* **WHAT TO WORK ON**
Please copy each line of the data that includes the string "marhzelia".

'''

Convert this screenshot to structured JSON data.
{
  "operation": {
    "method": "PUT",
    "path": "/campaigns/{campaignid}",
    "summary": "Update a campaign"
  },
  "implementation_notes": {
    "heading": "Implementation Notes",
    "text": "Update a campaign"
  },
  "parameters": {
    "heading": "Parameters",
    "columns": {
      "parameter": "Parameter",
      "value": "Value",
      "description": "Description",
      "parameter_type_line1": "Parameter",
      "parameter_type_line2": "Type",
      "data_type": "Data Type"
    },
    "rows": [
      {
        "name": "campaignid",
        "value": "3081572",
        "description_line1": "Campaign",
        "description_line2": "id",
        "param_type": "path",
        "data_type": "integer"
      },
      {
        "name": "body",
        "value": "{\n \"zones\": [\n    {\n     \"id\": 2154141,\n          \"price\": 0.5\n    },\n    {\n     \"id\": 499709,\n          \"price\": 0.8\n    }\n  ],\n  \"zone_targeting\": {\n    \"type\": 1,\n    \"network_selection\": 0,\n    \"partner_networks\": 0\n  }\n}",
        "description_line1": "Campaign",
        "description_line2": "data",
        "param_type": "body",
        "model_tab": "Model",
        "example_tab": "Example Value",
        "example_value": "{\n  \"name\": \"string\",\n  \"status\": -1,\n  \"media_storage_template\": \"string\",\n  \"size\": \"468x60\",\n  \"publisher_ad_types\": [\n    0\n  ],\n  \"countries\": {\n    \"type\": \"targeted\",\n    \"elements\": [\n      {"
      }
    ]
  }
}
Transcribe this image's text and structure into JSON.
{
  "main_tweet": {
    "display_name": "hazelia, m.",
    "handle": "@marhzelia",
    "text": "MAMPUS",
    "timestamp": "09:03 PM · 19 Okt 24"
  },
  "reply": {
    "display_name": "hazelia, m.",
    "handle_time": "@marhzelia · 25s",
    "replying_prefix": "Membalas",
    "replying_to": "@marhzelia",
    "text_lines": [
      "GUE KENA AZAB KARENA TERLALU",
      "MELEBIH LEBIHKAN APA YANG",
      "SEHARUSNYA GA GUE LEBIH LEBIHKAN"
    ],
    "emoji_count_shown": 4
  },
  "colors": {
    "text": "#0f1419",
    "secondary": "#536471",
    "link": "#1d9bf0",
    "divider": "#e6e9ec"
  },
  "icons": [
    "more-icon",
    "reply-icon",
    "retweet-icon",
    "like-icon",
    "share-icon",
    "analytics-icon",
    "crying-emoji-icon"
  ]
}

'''
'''

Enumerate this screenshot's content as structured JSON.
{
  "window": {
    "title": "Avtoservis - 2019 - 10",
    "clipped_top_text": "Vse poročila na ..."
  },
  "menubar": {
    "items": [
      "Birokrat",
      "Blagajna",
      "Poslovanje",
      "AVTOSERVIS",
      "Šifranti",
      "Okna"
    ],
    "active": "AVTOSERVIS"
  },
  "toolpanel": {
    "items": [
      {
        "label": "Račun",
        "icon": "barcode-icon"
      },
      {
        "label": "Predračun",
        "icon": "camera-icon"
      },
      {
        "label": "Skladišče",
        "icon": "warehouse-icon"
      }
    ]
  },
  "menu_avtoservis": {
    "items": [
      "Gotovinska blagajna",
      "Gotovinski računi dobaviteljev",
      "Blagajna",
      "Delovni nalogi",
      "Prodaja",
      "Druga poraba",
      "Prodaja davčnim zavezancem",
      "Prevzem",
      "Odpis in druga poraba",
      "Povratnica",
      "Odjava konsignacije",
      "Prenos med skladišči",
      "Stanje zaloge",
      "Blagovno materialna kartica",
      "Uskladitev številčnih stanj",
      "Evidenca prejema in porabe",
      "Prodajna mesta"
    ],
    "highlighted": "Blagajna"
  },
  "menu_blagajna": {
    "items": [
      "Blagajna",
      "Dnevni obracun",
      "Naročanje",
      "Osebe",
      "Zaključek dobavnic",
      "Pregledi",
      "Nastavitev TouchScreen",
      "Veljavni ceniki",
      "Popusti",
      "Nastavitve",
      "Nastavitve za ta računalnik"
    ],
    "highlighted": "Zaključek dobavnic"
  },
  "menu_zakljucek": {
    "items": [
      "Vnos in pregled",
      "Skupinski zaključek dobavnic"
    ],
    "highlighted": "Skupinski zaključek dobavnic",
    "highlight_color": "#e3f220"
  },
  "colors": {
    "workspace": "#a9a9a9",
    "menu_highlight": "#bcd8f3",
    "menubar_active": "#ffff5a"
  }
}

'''

* **ANSWER BOX**
    "handle": "@marhzelia",
    "handle_time": "@marhzelia · 25s",
    "replying_to": "@marhzelia",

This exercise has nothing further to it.